Dataset items
--------------------------------

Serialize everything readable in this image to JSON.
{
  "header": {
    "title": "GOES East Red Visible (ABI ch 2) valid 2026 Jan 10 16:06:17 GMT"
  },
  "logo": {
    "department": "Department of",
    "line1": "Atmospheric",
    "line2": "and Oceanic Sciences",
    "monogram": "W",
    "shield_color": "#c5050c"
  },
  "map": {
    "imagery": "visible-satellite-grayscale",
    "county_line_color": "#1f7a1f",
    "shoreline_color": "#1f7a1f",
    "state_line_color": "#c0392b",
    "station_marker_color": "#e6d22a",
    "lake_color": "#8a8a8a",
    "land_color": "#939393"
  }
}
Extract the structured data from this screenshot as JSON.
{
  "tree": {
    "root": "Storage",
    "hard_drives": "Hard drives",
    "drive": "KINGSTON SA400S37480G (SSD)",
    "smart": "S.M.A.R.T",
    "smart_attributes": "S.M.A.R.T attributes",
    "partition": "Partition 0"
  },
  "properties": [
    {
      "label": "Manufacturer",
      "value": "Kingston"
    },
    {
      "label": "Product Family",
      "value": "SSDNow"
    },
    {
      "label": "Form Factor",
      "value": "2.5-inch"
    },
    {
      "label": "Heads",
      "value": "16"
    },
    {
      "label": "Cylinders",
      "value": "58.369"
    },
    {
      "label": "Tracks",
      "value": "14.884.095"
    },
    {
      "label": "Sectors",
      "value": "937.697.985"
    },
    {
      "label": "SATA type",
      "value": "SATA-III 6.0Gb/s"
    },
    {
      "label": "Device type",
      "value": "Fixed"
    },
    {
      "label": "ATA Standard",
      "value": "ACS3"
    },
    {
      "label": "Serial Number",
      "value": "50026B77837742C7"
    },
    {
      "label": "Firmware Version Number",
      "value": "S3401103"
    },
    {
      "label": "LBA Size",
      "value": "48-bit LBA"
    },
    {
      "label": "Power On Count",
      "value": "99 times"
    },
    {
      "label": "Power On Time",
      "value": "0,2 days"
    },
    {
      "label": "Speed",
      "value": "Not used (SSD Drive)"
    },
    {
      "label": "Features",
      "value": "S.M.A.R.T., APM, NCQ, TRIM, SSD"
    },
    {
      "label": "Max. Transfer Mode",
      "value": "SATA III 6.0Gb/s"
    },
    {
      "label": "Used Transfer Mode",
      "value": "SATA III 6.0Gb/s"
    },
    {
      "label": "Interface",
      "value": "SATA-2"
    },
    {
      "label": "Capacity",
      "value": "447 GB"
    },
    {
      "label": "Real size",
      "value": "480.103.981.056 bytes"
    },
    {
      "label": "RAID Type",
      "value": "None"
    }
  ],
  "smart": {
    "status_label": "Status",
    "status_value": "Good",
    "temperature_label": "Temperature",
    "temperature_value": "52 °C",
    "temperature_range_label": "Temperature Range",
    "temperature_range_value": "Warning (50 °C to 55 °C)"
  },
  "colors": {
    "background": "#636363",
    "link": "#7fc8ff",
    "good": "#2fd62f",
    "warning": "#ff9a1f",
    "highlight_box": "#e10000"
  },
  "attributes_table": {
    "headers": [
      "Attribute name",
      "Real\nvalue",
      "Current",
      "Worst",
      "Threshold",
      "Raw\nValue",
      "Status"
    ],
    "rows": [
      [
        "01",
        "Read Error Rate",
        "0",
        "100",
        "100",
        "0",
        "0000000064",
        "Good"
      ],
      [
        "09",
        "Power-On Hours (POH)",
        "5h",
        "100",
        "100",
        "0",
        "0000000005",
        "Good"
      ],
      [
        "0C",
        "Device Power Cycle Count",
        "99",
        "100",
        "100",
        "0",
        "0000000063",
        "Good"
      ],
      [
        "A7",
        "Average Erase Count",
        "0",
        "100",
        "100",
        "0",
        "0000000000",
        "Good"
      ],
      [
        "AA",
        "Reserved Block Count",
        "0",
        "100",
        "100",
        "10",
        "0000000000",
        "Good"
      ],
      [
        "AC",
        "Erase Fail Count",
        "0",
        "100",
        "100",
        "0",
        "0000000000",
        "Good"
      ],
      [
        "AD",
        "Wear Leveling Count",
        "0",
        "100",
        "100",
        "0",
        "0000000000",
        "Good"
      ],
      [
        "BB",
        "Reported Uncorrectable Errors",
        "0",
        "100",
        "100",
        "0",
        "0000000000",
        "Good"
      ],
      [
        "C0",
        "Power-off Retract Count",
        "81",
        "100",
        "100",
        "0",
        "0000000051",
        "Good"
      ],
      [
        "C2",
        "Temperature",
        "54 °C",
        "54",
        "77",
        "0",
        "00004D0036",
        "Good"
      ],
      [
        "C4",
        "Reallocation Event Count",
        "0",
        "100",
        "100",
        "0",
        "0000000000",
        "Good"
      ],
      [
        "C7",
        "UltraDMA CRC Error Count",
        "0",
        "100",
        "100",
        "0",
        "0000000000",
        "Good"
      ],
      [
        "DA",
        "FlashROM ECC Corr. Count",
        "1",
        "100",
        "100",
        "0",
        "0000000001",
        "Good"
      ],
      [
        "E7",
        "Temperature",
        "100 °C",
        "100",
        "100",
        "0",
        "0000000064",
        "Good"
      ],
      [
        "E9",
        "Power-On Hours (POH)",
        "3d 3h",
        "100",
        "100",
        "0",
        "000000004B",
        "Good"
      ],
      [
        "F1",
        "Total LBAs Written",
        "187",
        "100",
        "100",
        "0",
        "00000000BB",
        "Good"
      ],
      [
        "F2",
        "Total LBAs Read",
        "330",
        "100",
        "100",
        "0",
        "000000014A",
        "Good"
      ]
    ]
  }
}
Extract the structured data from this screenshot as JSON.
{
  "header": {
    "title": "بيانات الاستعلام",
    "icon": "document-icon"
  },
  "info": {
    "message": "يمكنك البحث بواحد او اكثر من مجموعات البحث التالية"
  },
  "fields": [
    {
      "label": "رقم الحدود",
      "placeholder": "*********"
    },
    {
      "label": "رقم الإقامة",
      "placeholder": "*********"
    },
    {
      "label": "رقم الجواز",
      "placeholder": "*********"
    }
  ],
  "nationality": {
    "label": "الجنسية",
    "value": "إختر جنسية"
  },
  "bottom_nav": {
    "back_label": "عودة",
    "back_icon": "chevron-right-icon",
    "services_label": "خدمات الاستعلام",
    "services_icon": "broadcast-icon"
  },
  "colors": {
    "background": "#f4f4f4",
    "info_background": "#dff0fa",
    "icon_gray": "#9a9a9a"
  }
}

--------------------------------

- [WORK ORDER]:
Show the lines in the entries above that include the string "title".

- [EXERCISE OUTPUT]:
    "title": "GOES East Red Visible (ABI ch 2) valid 2026 Jan 10 16:06:17 GMT"
    "title": "بيانات الاستعلام",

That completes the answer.